The screening will kick off in the morning (as Australia Sydney will be the first to start the ball rolling). We are pleased to have a big screen at One Fullerton to bring you the best from all over 7 continents. It is Free Admission.

The concert is set to feature over 100 headlining music acts, across all seven continents. Artists such as Madonna, Alicia Keys, The Smashing Pumpkins, Black Eyed Peas, Bon Jovi, Kylie Minogue, Snow Patrol and Jennifer Lopez are among the big names who will grace the show.

If you are attending, as a please bring your own tupperware for drinks and food, as concert shows always produces a lot of trash.

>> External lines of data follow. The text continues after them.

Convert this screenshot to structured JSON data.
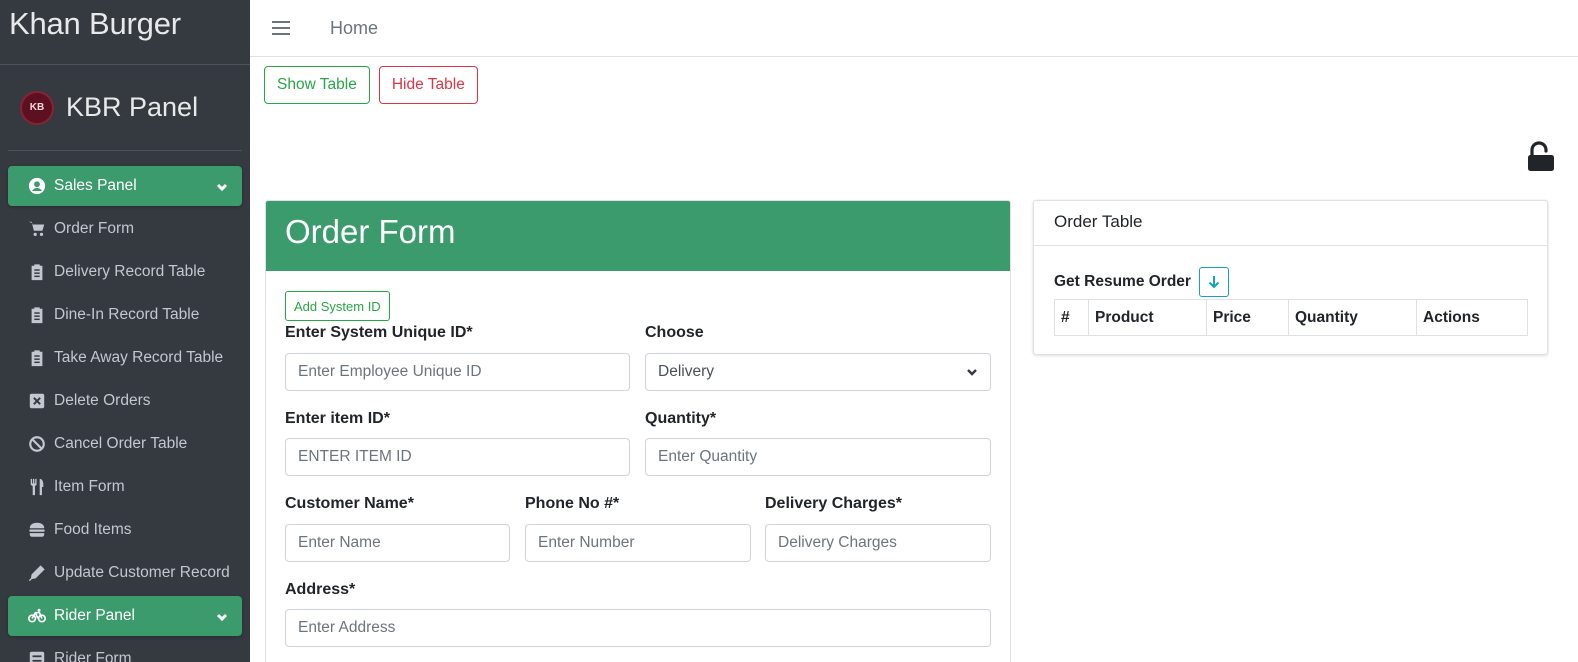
{
  "brand": {
    "title": "Khan Burger"
  },
  "user_panel": {
    "name": "KBR Panel",
    "logo_text": "KB"
  },
  "sidebar": {
    "items": [
      {
        "label": "Sales Panel",
        "icon": "user-circle-icon",
        "active": true
      },
      {
        "label": "Order Form",
        "icon": "cart-icon"
      },
      {
        "label": "Delivery Record Table",
        "icon": "clipboard-icon"
      },
      {
        "label": "Dine-In Record Table",
        "icon": "clipboard-icon"
      },
      {
        "label": "Take Away Record Table",
        "icon": "clipboard-icon"
      },
      {
        "label": "Delete Orders",
        "icon": "x-square-icon"
      },
      {
        "label": "Cancel Order Table",
        "icon": "ban-icon"
      },
      {
        "label": "Item Form",
        "icon": "utensils-icon"
      },
      {
        "label": "Food Items",
        "icon": "hamburger-icon"
      },
      {
        "label": "Update Customer Record",
        "icon": "pen-icon"
      },
      {
        "label": "Rider Panel",
        "icon": "bicycle-icon",
        "active": true
      },
      {
        "label": "Rider Form",
        "icon": "form-icon"
      }
    ]
  },
  "topbar": {
    "home_label": "Home"
  },
  "buttons": {
    "show_table": "Show Table",
    "hide_table": "Hide Table"
  },
  "order_form": {
    "title": "Order Form",
    "add_system_id": "Add System ID",
    "system_id_label": "Enter System Unique ID*",
    "system_id_placeholder": "Enter Employee Unique ID",
    "choose_label": "Choose",
    "choose_value": "Delivery",
    "item_id_label": "Enter item ID*",
    "item_id_placeholder": "ENTER ITEM ID",
    "quantity_label": "Quantity*",
    "quantity_placeholder": "Enter Quantity",
    "customer_name_label": "Customer Name*",
    "customer_name_placeholder": "Enter Name",
    "phone_label": "Phone No #*",
    "phone_placeholder": "Enter Number",
    "delivery_charges_label": "Delivery Charges*",
    "delivery_charges_placeholder": "Delivery Charges",
    "address_label": "Address*",
    "address_placeholder": "Enter Address"
  },
  "order_table": {
    "title": "Order Table",
    "resume_label": "Get Resume Order",
    "columns": [
      "#",
      "Product",
      "Price",
      "Quantity",
      "Actions"
    ]
  },
  "colors": {
    "accent": "#3c9b6d",
    "sidebar_bg": "#343a40",
    "success": "#28a745",
    "danger": "#dc3545",
    "info": "#17a2b8"
  }
}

Reduce Waste First, followed by Recycling.

The Singapore Environmental Council will also be there.


Singapore Environment Council
Website: www.sec.org.sg

So do mark down the date in your diaries/PDAs. Enjoy the free concert and make merry, hopefully we’ll remember the real message after the hangover wears off.

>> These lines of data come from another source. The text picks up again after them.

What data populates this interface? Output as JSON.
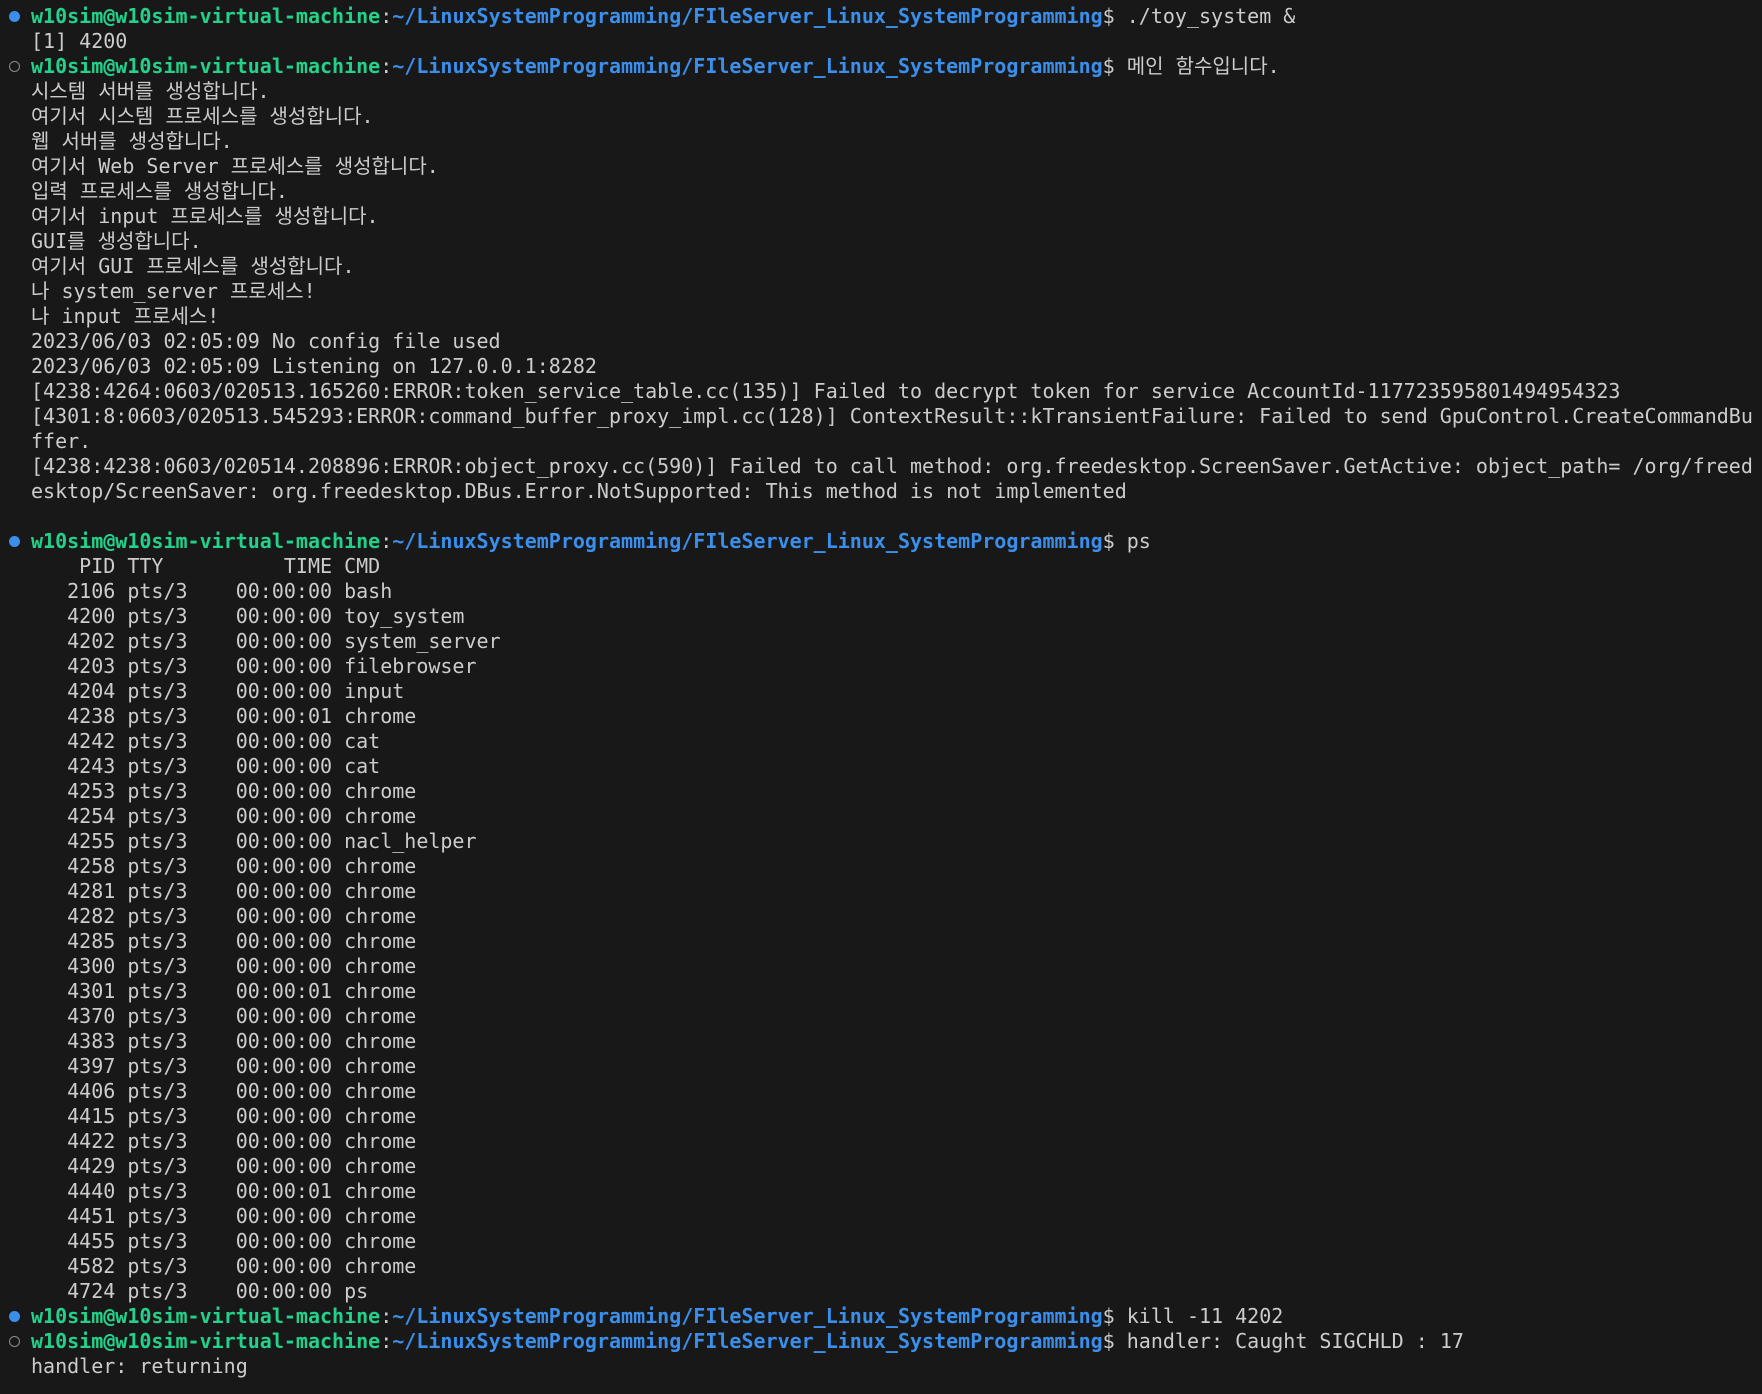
{
  "colors": {
    "background": "#181818",
    "text": "#cccccc",
    "prompt_user": "#23d18b",
    "prompt_path": "#3b8eea",
    "dot_filled": "#3b8eea",
    "dot_hollow": "#8a8a8a"
  },
  "prompt": {
    "user": "w10sim@w10sim-virtual-machine",
    "sep": ":",
    "path": "~/LinuxSystemProgramming/FIleServer_Linux_SystemProgramming",
    "symbol": "$ "
  },
  "lines": [
    {
      "type": "prompt",
      "dot": "filled",
      "text": "./toy_system &"
    },
    {
      "type": "output",
      "text": "[1] 4200"
    },
    {
      "type": "prompt",
      "dot": "hollow",
      "text": "메인 함수입니다."
    },
    {
      "type": "output",
      "text": "시스템 서버를 생성합니다."
    },
    {
      "type": "output",
      "text": "여기서 시스템 프로세스를 생성합니다."
    },
    {
      "type": "output",
      "text": "웹 서버를 생성합니다."
    },
    {
      "type": "output",
      "text": "여기서 Web Server 프로세스를 생성합니다."
    },
    {
      "type": "output",
      "text": "입력 프로세스를 생성합니다."
    },
    {
      "type": "output",
      "text": "여기서 input 프로세스를 생성합니다."
    },
    {
      "type": "output",
      "text": "GUI를 생성합니다."
    },
    {
      "type": "output",
      "text": "여기서 GUI 프로세스를 생성합니다."
    },
    {
      "type": "output",
      "text": "나 system_server 프로세스!"
    },
    {
      "type": "output",
      "text": "나 input 프로세스!"
    },
    {
      "type": "output",
      "text": "2023/06/03 02:05:09 No config file used"
    },
    {
      "type": "output",
      "text": "2023/06/03 02:05:09 Listening on 127.0.0.1:8282"
    },
    {
      "type": "output",
      "text": "[4238:4264:0603/020513.165260:ERROR:token_service_table.cc(135)] Failed to decrypt token for service AccountId-117723595801494954323"
    },
    {
      "type": "output",
      "text": "[4301:8:0603/020513.545293:ERROR:command_buffer_proxy_impl.cc(128)] ContextResult::kTransientFailure: Failed to send GpuControl.CreateCommandBu"
    },
    {
      "type": "output",
      "text": "ffer."
    },
    {
      "type": "output",
      "text": "[4238:4238:0603/020514.208896:ERROR:object_proxy.cc(590)] Failed to call method: org.freedesktop.ScreenSaver.GetActive: object_path= /org/freed"
    },
    {
      "type": "output",
      "text": "esktop/ScreenSaver: org.freedesktop.DBus.Error.NotSupported: This method is not implemented"
    },
    {
      "type": "output",
      "text": ""
    },
    {
      "type": "prompt",
      "dot": "filled",
      "text": "ps"
    },
    {
      "type": "output",
      "text": "    PID TTY          TIME CMD"
    },
    {
      "type": "output",
      "text": "   2106 pts/3    00:00:00 bash"
    },
    {
      "type": "output",
      "text": "   4200 pts/3    00:00:00 toy_system"
    },
    {
      "type": "output",
      "text": "   4202 pts/3    00:00:00 system_server"
    },
    {
      "type": "output",
      "text": "   4203 pts/3    00:00:00 filebrowser"
    },
    {
      "type": "output",
      "text": "   4204 pts/3    00:00:00 input"
    },
    {
      "type": "output",
      "text": "   4238 pts/3    00:00:01 chrome"
    },
    {
      "type": "output",
      "text": "   4242 pts/3    00:00:00 cat"
    },
    {
      "type": "output",
      "text": "   4243 pts/3    00:00:00 cat"
    },
    {
      "type": "output",
      "text": "   4253 pts/3    00:00:00 chrome"
    },
    {
      "type": "output",
      "text": "   4254 pts/3    00:00:00 chrome"
    },
    {
      "type": "output",
      "text": "   4255 pts/3    00:00:00 nacl_helper"
    },
    {
      "type": "output",
      "text": "   4258 pts/3    00:00:00 chrome"
    },
    {
      "type": "output",
      "text": "   4281 pts/3    00:00:00 chrome"
    },
    {
      "type": "output",
      "text": "   4282 pts/3    00:00:00 chrome"
    },
    {
      "type": "output",
      "text": "   4285 pts/3    00:00:00 chrome"
    },
    {
      "type": "output",
      "text": "   4300 pts/3    00:00:00 chrome"
    },
    {
      "type": "output",
      "text": "   4301 pts/3    00:00:01 chrome"
    },
    {
      "type": "output",
      "text": "   4370 pts/3    00:00:00 chrome"
    },
    {
      "type": "output",
      "text": "   4383 pts/3    00:00:00 chrome"
    },
    {
      "type": "output",
      "text": "   4397 pts/3    00:00:00 chrome"
    },
    {
      "type": "output",
      "text": "   4406 pts/3    00:00:00 chrome"
    },
    {
      "type": "output",
      "text": "   4415 pts/3    00:00:00 chrome"
    },
    {
      "type": "output",
      "text": "   4422 pts/3    00:00:00 chrome"
    },
    {
      "type": "output",
      "text": "   4429 pts/3    00:00:00 chrome"
    },
    {
      "type": "output",
      "text": "   4440 pts/3    00:00:01 chrome"
    },
    {
      "type": "output",
      "text": "   4451 pts/3    00:00:00 chrome"
    },
    {
      "type": "output",
      "text": "   4455 pts/3    00:00:00 chrome"
    },
    {
      "type": "output",
      "text": "   4582 pts/3    00:00:00 chrome"
    },
    {
      "type": "output",
      "text": "   4724 pts/3    00:00:00 ps"
    },
    {
      "type": "prompt",
      "dot": "filled",
      "text": "kill -11 4202"
    },
    {
      "type": "prompt",
      "dot": "hollow",
      "text": "handler: Caught SIGCHLD : 17"
    },
    {
      "type": "output",
      "text": "handler: returning"
    }
  ]
}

Since the cuts in China export tax rebates was announced last week, there has been an immediate impact on the bamboo flooring industry.

For bamboo flooring, the export tax rebate has been reduced from 13% to just 5%. In a cut-throat and highly competitive industry, profit margins have been cut significantly overnight. So what changes should we expect as a result?

Firstly, many of the larger bamboo flooring manufacturers have temporarily stopped purchasing semi-products. Contrary to what they may say, many of the biggest manufacturers only do the tongue-and-groove milling and/or lacquering. The initial processing from bamboo poles to bamboo boards are outsourced to many smaller factories.

(Star Bamboo is a smaller player, so we can focus on quality and make the entire bamboo flooring in our own factory.)

There is now uncertainty in the market. Will the customers be willing to accept higher prices or would we have to bear the full burden of the tax cut?

No one is sure until the tax cuts take effect on 1 July, hence a temporary pause in production.

Secondly, those manufacturers that do continue buying semi-products have dropped their asking prices. This means that the big boys are attempting to pass on at least some of the lower margins to their supporting factories.

This will cause a cascading effect up the supply chain, and probably force many of the small factories to close down.

Consolidation is a good thing for us in the long term, as it eliminates many of our competitors.

I’ll have more updates for you as events continue to develop in China.

Cascading dominoes

Update (26/6/07): The Today reporter said she only reported the estimated figure of 2.5m (which was prominently featured in the headlines), as provided by NWDCD, and advised me to contact them for clarification. I have emailed them and will update here if they reply.

I saw this headline in the Singapore papers today: “North West CDC initiates move to recycle 2.5m bottles yearly.”

That’s great news. For a population of 4.5 million people, 2.5 million plastic water bottles is a substantial quantity.

Until I read the article and realised that this plastic waste is created by North West CDC (NWCDC) itself.

OK, some background information for our overseas readers: A CDC is a government organisation which organises community-building programmes for Singapore residents. CDCs are divided according to geographical regions, and there are five in all.

NWCDC formed a Brisk Walking Club (BWC) five years ago to encourage regular walking as a form of exercise. BWC is not a single club, but an umbrella of over 100 separate clubs and 28,000 members. A typical walk is 2.4km long with warm-up exercises at the start.

Singaporeans love freebies. So there are various enticements to get us to participate, such as a complimentary breakfast at the end of the walk.

And a free bottle of water.

Hmm, there are 2 things I don’t get:

First mystery is why go to this trouble of recycling plastic waste that could have been avoided in the first place.

Simply encourage participants to bring their own water bottles. Or they could provide re-usable water bottles, similar to our recent campaign for plastic carrier bags.

What is also puzzling is how the figure of 2.5 million bottles is derived:

Liang Eng Hwa, MP, Holland-Bukit Timah GRC, said: “In the case of North West CDC Brisk Walking Club, we have monthly walks.

28,000 bottles per participant x 12 walks a year = 336,000 bottles per year

Can anybody enlighten me? 🙂